    The best kept secret about it is the Surface Pro 4 outdoes both the MacBook Pro and iPad Pro in many areas. It is important to point out that it performs as fast as the MacBook Pro while costing less than both the iPad Pro and MacBook Pro. For example, a forum user on TabletPCReview found that the i5 Surface Pro 4 gets 3.42 in Cinebench R11.5 with zero throttling and almost non-existent fan noise, whereas this year’s entry level MacBook Pro Retina gets 3.34 in the same test. Note that the MacBook Pro costs $300 more than the Surface Pro 4 model (i5 128 GB is $999) in question. Note also that the same model Surface Pro 4 which includes a pen in the price costs some $50 less than the 128 GB iPad Pro when additionally purchasing the Pencil.
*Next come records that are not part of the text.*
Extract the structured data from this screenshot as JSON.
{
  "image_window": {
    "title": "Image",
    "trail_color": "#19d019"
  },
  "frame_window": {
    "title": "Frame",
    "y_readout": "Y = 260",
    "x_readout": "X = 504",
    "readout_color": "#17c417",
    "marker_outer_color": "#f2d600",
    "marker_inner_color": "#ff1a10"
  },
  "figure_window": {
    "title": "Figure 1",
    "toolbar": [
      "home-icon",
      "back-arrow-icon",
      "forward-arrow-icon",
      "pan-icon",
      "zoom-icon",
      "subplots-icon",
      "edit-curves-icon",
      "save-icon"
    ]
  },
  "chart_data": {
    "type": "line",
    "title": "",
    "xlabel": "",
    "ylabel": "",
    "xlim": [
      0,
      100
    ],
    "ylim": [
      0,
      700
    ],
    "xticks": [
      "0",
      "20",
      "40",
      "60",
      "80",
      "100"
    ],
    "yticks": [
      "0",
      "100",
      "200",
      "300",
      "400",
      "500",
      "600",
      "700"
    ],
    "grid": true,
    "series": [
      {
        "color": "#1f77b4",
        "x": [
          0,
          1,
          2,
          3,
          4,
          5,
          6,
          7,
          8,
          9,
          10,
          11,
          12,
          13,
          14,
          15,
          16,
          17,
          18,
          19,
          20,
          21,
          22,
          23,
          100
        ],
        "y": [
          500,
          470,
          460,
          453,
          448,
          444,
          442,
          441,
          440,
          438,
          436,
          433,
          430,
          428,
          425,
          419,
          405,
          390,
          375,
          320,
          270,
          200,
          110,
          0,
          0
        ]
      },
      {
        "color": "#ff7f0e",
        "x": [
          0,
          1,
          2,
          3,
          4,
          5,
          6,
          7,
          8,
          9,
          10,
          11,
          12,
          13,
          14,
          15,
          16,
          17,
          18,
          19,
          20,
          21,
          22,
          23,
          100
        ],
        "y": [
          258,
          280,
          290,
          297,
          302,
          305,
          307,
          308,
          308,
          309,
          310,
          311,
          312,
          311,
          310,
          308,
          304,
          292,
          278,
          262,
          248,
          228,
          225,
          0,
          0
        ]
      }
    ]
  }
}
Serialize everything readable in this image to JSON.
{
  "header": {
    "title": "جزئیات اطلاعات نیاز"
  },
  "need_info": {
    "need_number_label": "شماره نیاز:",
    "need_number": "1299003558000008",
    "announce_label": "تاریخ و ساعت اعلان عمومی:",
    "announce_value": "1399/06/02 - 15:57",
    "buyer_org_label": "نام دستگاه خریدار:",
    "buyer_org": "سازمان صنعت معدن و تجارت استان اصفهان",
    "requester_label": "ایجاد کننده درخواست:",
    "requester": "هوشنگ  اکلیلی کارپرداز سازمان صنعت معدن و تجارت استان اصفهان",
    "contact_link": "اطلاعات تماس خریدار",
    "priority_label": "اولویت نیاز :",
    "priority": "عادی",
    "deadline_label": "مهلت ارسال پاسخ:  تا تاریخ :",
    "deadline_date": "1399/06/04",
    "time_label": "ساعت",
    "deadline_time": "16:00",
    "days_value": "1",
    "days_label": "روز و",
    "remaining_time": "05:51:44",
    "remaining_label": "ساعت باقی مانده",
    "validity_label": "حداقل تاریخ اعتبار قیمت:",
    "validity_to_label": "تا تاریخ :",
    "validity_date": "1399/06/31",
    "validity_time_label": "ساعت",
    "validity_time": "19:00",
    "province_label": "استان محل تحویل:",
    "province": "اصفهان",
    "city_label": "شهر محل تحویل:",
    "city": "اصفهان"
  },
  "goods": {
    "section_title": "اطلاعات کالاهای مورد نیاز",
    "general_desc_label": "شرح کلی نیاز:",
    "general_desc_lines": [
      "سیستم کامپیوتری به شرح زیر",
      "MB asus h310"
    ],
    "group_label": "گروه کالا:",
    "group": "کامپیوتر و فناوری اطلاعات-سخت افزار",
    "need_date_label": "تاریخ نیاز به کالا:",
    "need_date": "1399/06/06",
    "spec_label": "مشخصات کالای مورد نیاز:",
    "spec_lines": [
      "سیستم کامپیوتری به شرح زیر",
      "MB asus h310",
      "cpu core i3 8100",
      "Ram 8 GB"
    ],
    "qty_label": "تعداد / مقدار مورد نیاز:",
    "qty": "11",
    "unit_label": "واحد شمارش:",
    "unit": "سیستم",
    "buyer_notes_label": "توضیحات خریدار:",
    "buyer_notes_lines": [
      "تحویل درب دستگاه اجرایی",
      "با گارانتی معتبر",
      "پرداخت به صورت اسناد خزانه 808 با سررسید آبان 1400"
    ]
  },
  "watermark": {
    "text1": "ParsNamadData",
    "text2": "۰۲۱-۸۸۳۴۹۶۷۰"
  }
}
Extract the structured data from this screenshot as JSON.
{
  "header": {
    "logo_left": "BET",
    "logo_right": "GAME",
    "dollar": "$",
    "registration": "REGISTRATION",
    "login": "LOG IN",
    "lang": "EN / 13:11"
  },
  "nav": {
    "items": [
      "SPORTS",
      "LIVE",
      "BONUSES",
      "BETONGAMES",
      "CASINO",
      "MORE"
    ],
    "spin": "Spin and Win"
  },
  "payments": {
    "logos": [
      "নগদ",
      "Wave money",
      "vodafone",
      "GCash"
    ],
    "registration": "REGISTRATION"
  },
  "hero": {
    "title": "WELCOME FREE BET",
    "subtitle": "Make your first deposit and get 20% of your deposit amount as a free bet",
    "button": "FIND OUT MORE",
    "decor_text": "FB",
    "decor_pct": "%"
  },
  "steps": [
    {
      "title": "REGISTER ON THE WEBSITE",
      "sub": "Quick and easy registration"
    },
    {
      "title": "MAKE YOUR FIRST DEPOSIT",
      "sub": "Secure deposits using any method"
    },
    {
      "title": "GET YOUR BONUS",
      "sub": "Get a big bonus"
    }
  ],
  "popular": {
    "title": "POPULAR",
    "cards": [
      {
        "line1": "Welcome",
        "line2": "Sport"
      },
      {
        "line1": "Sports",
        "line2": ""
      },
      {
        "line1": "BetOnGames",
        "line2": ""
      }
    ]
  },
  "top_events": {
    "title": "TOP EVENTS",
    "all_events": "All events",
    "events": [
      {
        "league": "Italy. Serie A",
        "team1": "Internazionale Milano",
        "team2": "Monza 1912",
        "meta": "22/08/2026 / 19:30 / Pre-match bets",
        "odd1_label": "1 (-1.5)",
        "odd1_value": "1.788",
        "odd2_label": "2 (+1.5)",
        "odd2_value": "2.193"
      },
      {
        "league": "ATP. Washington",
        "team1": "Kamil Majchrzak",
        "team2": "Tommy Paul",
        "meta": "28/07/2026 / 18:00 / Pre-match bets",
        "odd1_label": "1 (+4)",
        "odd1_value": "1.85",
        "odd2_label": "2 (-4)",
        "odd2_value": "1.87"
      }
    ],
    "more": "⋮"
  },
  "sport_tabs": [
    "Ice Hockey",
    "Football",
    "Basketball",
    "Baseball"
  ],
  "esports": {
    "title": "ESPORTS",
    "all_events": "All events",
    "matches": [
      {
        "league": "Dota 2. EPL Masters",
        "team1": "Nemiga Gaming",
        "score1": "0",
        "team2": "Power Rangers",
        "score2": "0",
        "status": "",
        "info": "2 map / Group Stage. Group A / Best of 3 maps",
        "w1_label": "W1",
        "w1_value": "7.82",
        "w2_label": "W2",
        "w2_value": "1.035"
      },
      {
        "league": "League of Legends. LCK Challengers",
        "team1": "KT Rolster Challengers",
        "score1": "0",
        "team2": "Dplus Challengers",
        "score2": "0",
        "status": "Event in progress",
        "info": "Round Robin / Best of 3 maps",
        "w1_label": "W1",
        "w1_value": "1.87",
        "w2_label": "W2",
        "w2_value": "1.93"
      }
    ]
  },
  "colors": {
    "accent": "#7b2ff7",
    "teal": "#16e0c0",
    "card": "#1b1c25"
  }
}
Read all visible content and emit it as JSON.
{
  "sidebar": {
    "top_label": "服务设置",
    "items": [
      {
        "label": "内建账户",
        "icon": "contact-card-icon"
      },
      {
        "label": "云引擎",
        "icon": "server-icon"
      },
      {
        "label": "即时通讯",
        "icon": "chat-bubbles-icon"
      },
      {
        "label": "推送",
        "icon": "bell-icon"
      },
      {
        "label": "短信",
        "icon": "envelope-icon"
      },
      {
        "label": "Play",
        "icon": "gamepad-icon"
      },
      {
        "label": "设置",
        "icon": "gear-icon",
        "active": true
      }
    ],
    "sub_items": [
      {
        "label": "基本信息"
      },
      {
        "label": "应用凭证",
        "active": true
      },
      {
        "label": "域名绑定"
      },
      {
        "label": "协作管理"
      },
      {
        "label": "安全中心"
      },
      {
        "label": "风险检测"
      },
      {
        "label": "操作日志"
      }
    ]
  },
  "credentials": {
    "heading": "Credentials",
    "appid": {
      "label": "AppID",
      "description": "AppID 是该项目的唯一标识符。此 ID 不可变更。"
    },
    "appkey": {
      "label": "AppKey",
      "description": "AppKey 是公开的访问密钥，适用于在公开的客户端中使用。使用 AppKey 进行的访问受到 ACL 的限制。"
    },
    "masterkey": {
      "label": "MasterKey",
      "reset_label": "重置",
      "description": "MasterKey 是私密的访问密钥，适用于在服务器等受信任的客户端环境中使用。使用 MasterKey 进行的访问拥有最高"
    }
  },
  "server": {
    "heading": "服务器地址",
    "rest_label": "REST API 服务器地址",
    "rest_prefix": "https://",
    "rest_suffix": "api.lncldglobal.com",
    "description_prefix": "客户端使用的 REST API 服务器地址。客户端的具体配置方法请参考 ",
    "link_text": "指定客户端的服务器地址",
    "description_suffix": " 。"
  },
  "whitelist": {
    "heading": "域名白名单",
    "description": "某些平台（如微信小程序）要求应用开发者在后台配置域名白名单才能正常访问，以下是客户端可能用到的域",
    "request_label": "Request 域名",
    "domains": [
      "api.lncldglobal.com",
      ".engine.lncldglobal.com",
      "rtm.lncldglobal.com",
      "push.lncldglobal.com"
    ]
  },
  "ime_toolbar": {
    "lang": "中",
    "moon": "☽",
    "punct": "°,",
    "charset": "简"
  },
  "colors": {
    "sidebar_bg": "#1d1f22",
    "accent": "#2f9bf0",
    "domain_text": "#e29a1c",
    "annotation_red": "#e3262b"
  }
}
It is also refreshing to note that the Surface Pro 4 is about as thick as the 1st Generation iPad Air and weighs only about 0.1 lbs more (1.73 labs) than the iPad Pro (1.57 lbs) and less than half the weight of the MacBook Pro (3.48 labs). Similar comparisons can be made with the Surface Pro 4’s screen, which has higher pixel density and color fidelity than both the MacBook Pro and iPad Pro and higher resolution than the MacBook Pro. And the list goes on. The only reason to get an Apple product now is if you like the ecosystem or the aesthetics. Any other reason is likely rooted in false assumptions or misinformation.

  • Jonny_O

    This comes down to one thing: ecosystem.

    On the Microsoft side of the tracks, there’s a huge base of legacy apps but 99% of them are not tablet-friendly. If these apps were going to carry the day then we would have seen the end of this battle by now. There are precious few critical tablet-centric apps available on the Windows platform, and if this tide is turning then I haven’t seen it. That being said, if you find yourself carrying both a laptop and a tablet but reaching for the laptop more often because you need “grown-up” apps then the Surface might be your best choice. Given how Microsoft promotes it with the Type Cover, I suspect the Surface Book might be closer to what the doctor ordered for this camp than the Surface Pro 4.

    On the Apple side, iOS developers are typically very quick at exploiting the capabilities of Apple’s latest advances. I suspect we’ll quickly see an avalanche of pencil-aware apps being released. But will we see iPad apps do “big boy” tasks? That’s as hard to determine as the problem listed in the paragraph above, and we already know that Apple isn’t trying to position iOS to be a weapons-grade OS. This makes the iPad Pro’s lofty price a bit harder to digest, especially since the pencil is not included as standard equipment. If I had to make a prediction here, I suspect Pencil compatibility will reach the smaller iPads as an option and get bundled with the Pro in the next generation.

    Both camps have their work cut out for them. It’s anyone’s game at this point.